Sunk in the armchair in the right corner Agatha Christie wrote “Murder on The Orient-Express” during the 30s. In the following years people came from every corner of the world to grip that peculiar touch of the room. Today the most famous lounge hall among travelers and archaeologists of last century is closed, barred, and its windows blown to pieces too. ‘No one has ever tried to attack us – Armen Mazloumian tells – loyalist troops defend the street’. But who will protect them from bomb blasts? ‘Half of Alep fled to escape the fighting, the suq was pillaged and sacked, the Citadel damaged’. Who had the chance fled months ago when borders were open and streets safe. Armen remained. The hotel leans entirely on his shoulder. Koko, his father, the man that turned the Baron’s into one of the most charming hotels in Middle East, passed away. Sally, his mother, is a 92 years old lady , mostly spent reaching for a dream never come true. In 1945 she was a young, beautiful fleeing to leave London bombs behind. She was looking for a free and safe land and happened in Alep where she hoped to begin a new life, unaware that she’d meet again the nightmare from which she was running away 60 years before.  

It’s not easy to live these days in this sad town, once one of the main center of trades on the Silk Road.

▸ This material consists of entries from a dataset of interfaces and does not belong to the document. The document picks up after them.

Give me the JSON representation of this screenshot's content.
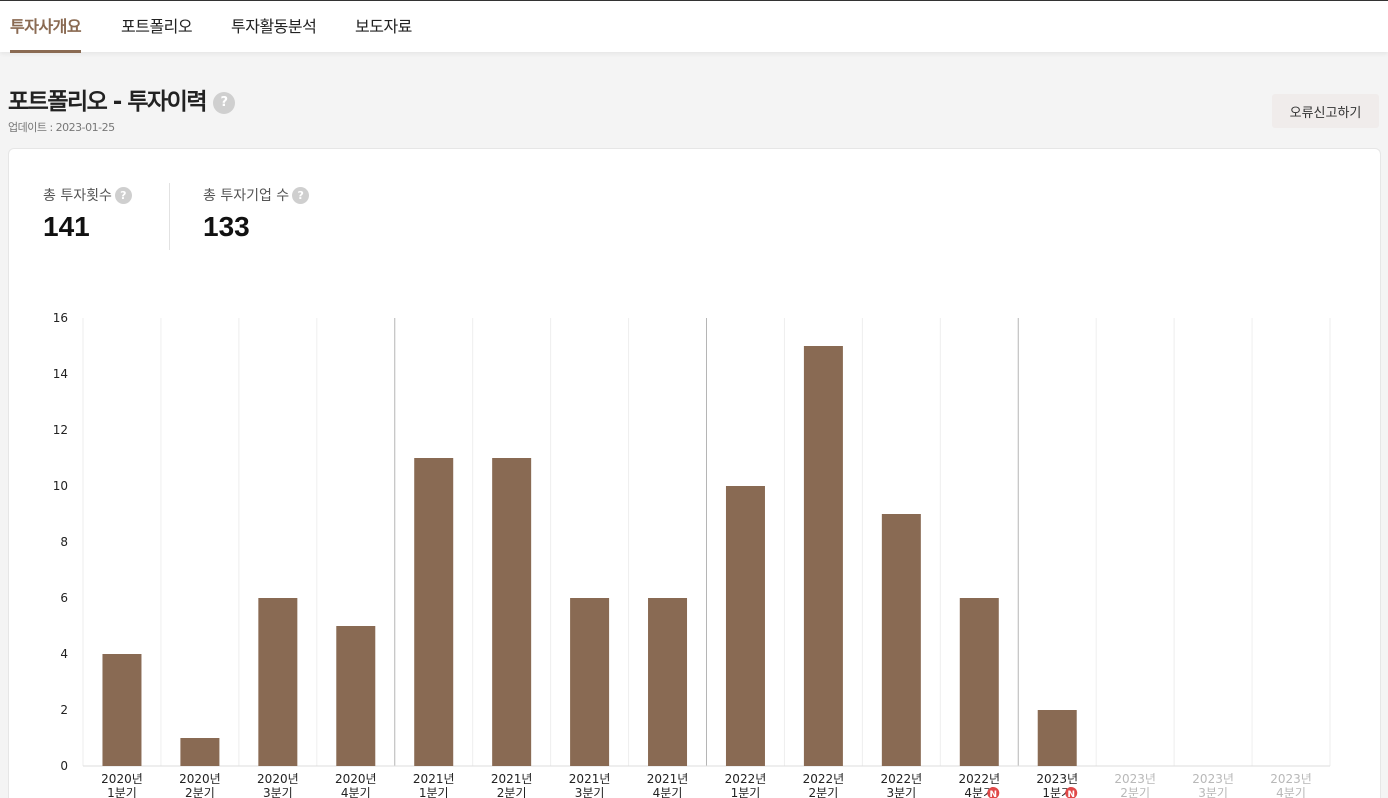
{
  "tabs": [
    {
      "label": "투자사개요",
      "active": true
    },
    {
      "label": "포트폴리오",
      "active": false
    },
    {
      "label": "투자활동분석",
      "active": false
    },
    {
      "label": "보도자료",
      "active": false
    }
  ],
  "page": {
    "title": "포트폴리오 - 투자이력",
    "update": "업데이트 : 2023-01-25",
    "report_button": "오류신고하기",
    "help_glyph": "?"
  },
  "stats": [
    {
      "label": "총 투자횟수",
      "value": "141"
    },
    {
      "label": "총 투자기업 수",
      "value": "133"
    }
  ],
  "chart_data": {
    "type": "bar",
    "categories": [
      {
        "year": "2020년",
        "quarter": "1분기"
      },
      {
        "year": "2020년",
        "quarter": "2분기"
      },
      {
        "year": "2020년",
        "quarter": "3분기"
      },
      {
        "year": "2020년",
        "quarter": "4분기"
      },
      {
        "year": "2021년",
        "quarter": "1분기"
      },
      {
        "year": "2021년",
        "quarter": "2분기"
      },
      {
        "year": "2021년",
        "quarter": "3분기"
      },
      {
        "year": "2021년",
        "quarter": "4분기"
      },
      {
        "year": "2022년",
        "quarter": "1분기"
      },
      {
        "year": "2022년",
        "quarter": "2분기"
      },
      {
        "year": "2022년",
        "quarter": "3분기"
      },
      {
        "year": "2022년",
        "quarter": "4분기",
        "new": true
      },
      {
        "year": "2023년",
        "quarter": "1분기",
        "new": true
      },
      {
        "year": "2023년",
        "quarter": "2분기",
        "future": true
      },
      {
        "year": "2023년",
        "quarter": "3분기",
        "future": true
      },
      {
        "year": "2023년",
        "quarter": "4분기",
        "future": true
      }
    ],
    "values": [
      4,
      1,
      6,
      5,
      11,
      11,
      6,
      6,
      10,
      15,
      9,
      6,
      2,
      null,
      null,
      null
    ],
    "ylim": [
      0,
      16
    ],
    "yticks": [
      0,
      2,
      4,
      6,
      8,
      10,
      12,
      14,
      16
    ],
    "year_separators_before": [
      4,
      8,
      12
    ],
    "new_badge": "N",
    "bar_color": "#896a53",
    "badge_color": "#e04848",
    "future_label_color": "#b8b8b8",
    "grid": true,
    "legend": "none"
  }
}
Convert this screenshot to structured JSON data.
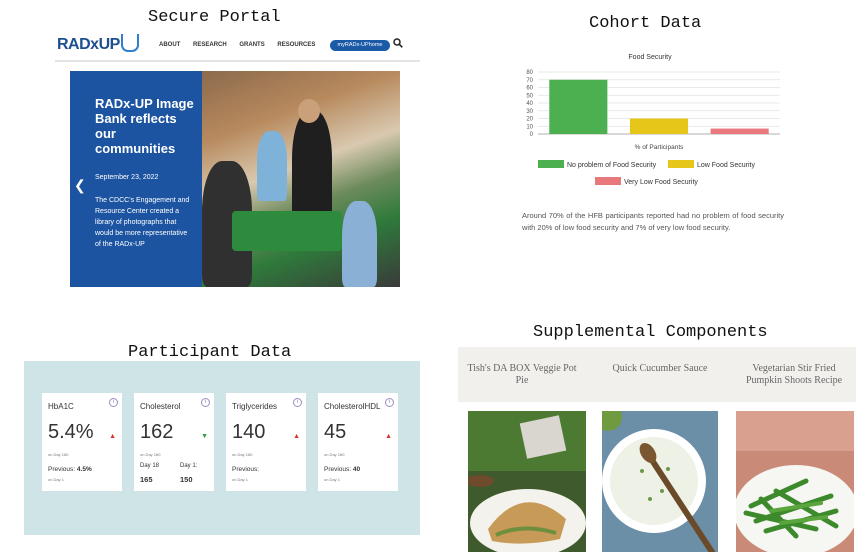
{
  "sections": {
    "portal_title": "Secure Portal",
    "cohort_title": "Cohort Data",
    "participant_title": "Participant Data",
    "supplemental_title": "Supplemental Components"
  },
  "portal": {
    "logo": "RADxUP",
    "nav": [
      "ABOUT",
      "RESEARCH",
      "GRANTS",
      "RESOURCES"
    ],
    "portal_button": "myRADx-UPhome",
    "hero_title": "RADx-UP Image Bank reflects our communities",
    "hero_date": "September 23, 2022",
    "hero_text": "The CDCC's Engagement and Resource Center created a library of photographs that would be more representative of the RADx-UP"
  },
  "cohort": {
    "paragraph": "Around 70% of the HFB participants reported had no problem of food security with 20% of low food security and 7% of very low food security."
  },
  "chart_data": {
    "type": "bar",
    "title": "Food Security",
    "xlabel": "% of Participants",
    "ylim": [
      0,
      80
    ],
    "yticks": [
      0,
      10,
      20,
      30,
      40,
      50,
      60,
      70,
      80
    ],
    "grid": true,
    "legend_position": "bottom",
    "series": [
      {
        "name": "No problem of Food Security",
        "value": 70,
        "color": "#4caf50"
      },
      {
        "name": "Low Food Security",
        "value": 20,
        "color": "#e6c619"
      },
      {
        "name": "Very Low Food Security",
        "value": 7,
        "color": "#e8787c"
      }
    ]
  },
  "participant": {
    "cards": [
      {
        "name": "HbA1C",
        "value": "5.4%",
        "trend": "up",
        "sub": "on Day 180",
        "prev_label": "Previous:",
        "prev_value": "4.5%",
        "prev_sub": "on Day 1"
      },
      {
        "name": "Cholesterol",
        "value": "162",
        "trend": "down",
        "sub": "on Day 180",
        "day_a_label": "Day 18",
        "day_a_value": "165",
        "day_b_label": "Day 1:",
        "day_b_value": "150"
      },
      {
        "name": "Triglycerides",
        "value": "140",
        "trend": "up",
        "sub": "on Day 180",
        "prev_label": "Previous:",
        "prev_value": "",
        "prev_sub": "on Day 1"
      },
      {
        "name": "CholesterolHDL",
        "value": "45",
        "trend": "up",
        "sub": "on Day 180",
        "prev_label": "Previous:",
        "prev_value": "40",
        "prev_sub": "on Day 1"
      }
    ],
    "colors": {
      "up": "#d9342b",
      "down": "#2e9e3e"
    }
  },
  "supplemental": {
    "recipes": [
      "Tish's DA BOX Veggie Pot Pie",
      "Quick Cucumber Sauce",
      "Vegetarian Stir Fried Pumpkin Shoots Recipe"
    ]
  }
}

Sally doesn’t get out since long. Armen is an aging man, some serious diseases affect him and his medicines stock is running out. He too doesn’t go out, his legs can’t run anymore and flee to safety in case of bombings. A young boy helps him wandering in quest for food in the few stores still open. Armen can hardly go upstairs, to the first floor. 

The most imposing rooms are located there, the ones furnished with the fine hand-woven carpets collected by his grandfather in the beginning of XX century. Those are the rooms where guests such as Charles De Gaulle and Rockefeller slept. And the rooms where thousands of Armenians were saved in those years during the genocide committed by the Young Turks. And where were kept important documents definitely supporting the historical reconstruction of the Armenian genocide. For more than a century Middle East history has been parading on the Baron Hotel’s  terrace and its fate depicted Syria’s destiny. 

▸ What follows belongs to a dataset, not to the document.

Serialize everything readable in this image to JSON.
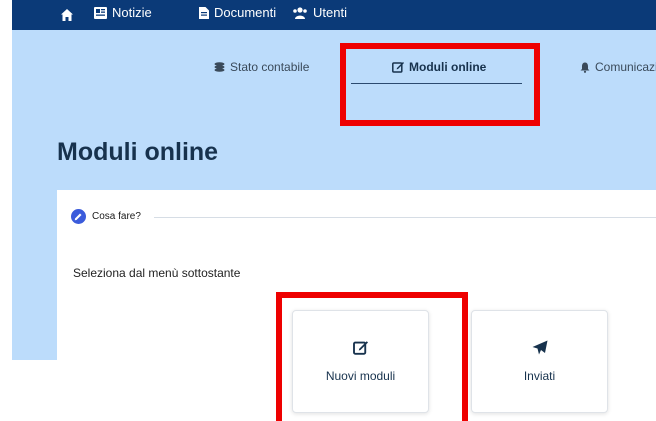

In the next future Armen most urgent worry is to find some wooden planks to protect the hotel’s windows from grenades that will surely blast or where to find fuel to face the coming winter. This is Baron’s destiny now, served with the unpleasant feeling that this could be the last chapter of Baron’s and Syria book. «Madame Flavia, it’s all finished», he repeats and the same unsetting silence spreads again all around.   

(La STAMPA, October 25, 2012)